This lack of clear-cut rules regarding what is dangerous and what isn’t is, of course, frustrating to those trying to protect their children and pets from harmful mushrooms. But that’s just how it is. We can’t tell Mother Nature to only produce toxic mushrooms in a certain color and shape, so we’ll know them at first glance (wouldn’t that be nice!). To know the toxicity, you must identify the individual species. And also, unfortunately, that isn’t always easy.
The best thing to do if you catch your pet eating a mushroom is to collect as much of it as possible so it can be identified.
Call poison control or the local vet and a local mycology association, if there is one. (800) 222-1222 (people) or (800) 426-4435 (animals)
Will Toadstool Mushrooms Harm My Lawn?
No, toadstools, and mushrooms in general, are not harmful to a lawn.

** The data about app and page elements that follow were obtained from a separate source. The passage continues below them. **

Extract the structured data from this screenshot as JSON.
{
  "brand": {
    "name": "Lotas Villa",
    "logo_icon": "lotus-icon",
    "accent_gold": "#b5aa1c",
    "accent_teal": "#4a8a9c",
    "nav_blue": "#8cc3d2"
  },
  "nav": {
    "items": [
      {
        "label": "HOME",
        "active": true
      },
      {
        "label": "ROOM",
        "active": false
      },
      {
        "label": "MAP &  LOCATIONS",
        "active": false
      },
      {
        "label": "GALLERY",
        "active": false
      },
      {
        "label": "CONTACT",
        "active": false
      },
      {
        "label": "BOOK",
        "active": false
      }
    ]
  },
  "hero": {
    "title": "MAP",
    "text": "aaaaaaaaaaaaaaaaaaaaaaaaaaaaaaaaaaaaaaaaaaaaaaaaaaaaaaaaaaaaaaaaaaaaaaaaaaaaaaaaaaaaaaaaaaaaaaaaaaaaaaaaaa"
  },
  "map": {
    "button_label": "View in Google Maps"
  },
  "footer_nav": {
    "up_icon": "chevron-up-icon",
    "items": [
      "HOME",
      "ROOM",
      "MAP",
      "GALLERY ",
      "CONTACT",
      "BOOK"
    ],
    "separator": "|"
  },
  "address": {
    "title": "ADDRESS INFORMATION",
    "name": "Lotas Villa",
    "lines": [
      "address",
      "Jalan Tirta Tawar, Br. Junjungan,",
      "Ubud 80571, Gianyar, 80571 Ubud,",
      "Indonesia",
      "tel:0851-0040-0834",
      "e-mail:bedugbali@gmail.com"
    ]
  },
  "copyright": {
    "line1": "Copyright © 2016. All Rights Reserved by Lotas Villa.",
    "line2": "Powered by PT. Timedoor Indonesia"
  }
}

While you may not like how they look or be worried that a pet or child will eat one accidentally, they are causing no harm to the lawn itself. It’s actually quite the opposite — mushroom growth is a sign of a healthy lawn. It means the soil is healthy enough to support their growth. And the toadstools are also beneficial, providing valuable nutrition back to the soil.

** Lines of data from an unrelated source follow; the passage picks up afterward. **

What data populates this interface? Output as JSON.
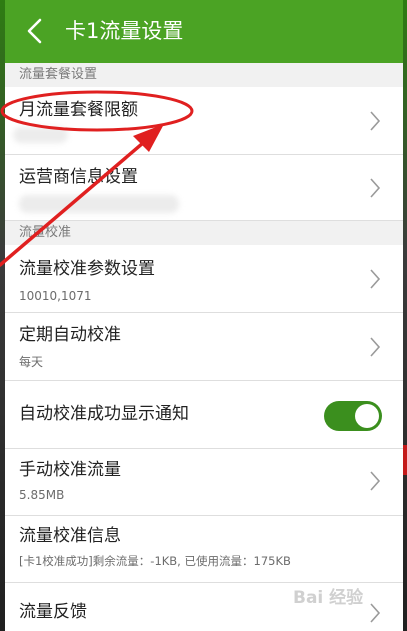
{
  "header": {
    "title": "卡1流量设置",
    "back_icon": "chevron-left-icon"
  },
  "sections": {
    "plan": "流量套餐设置",
    "calibration": "流量校准"
  },
  "rows": {
    "monthly_limit": {
      "title": "月流量套餐限额"
    },
    "carrier": {
      "title": "运营商信息设置"
    },
    "calib_params": {
      "title": "流量校准参数设置",
      "sub": "10010,1071"
    },
    "scheduled": {
      "title": "定期自动校准",
      "sub": "每天"
    },
    "notify": {
      "title": "自动校准成功显示通知",
      "toggle_on": true
    },
    "manual": {
      "title": "手动校准流量",
      "sub": "5.85MB"
    },
    "calib_info": {
      "title": "流量校准信息",
      "sub": "[卡1校准成功]剩余流量：-1KB, 已使用流量：175KB"
    },
    "feedback": {
      "title": "流量反馈"
    }
  },
  "watermark": "Bai 经验",
  "colors": {
    "header_green": "#4ba324",
    "toggle_green": "#3b8f1e",
    "annotation_red": "#e02020"
  }
}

Is It Possible To Remove Toadstools From My Yard?
Yes, but removing toadstool mushrooms from a lawn or yard is complicated. The mycelium or “roots” of the mushroom are underground. In order to rid your yard of the mycelium, you’d have to dig it all up. Fungicides also don’t work because they don’t get to the underground mycelium networks. Regular mowing helps, though it won’t rid the lawn of them entirely. The mushrooms might and probably will sprout again next year.
You can pick the mushrooms individually and remove them. Don’t worry — touching mushrooms will not transfer any bad toxins to you! You must ingest (eat) the mushroom to have any toxic effects. You can pluck them without gloves; it’s totally fine. However, don’t put the toadstools in the compost because you might just end up relocating the problem.
All in all, toadstools are a temporary problem. They don’t live forever. In fact, most have a relatively short lifespan, so you can also wait them out.
If you see toadstool mushrooms growing in your yard, don’t panic. First, identify the mushrooms to determine if they are harmful. Second, remove them if you want, or let them be, and they’ll die off in a few days or weeks.
Toadstool Mushrooms Common Questions
How toxic is the Fly Agaric (Amanita muscaria)?
Deaths from A. muscaria have been reported in historical papers, but fatal poisoning from eating this mushroom is very rare nowadays. Much of this has to do with current medical advancements and the ability to combat kidney failure and the like. Translation — the mushroom is still quite toxic, but we’ve gotten better at treating the person poisoned.
Most ingestions of this mushroom occur from people seeking a hallucinogenic experience. They do get that experience, and a lot more they didn’t plan on.
How many Amanita species are there?
There are approximately 600 Amanita species occurring around the world. Some are deadly, some are fine edibles. This is why it is essential to know and understand how to identify mushrooms on a species/individual level.
Are all toadstools bad?
No, but that might depend on your definition of toadstool. Read above to learn more.
What happens when you touch a toadstool?
Nothing. Seriously. A mushroom must be eaten in order to experience any side effects. Touching a mushroom, even the most poisonous ones, is fine.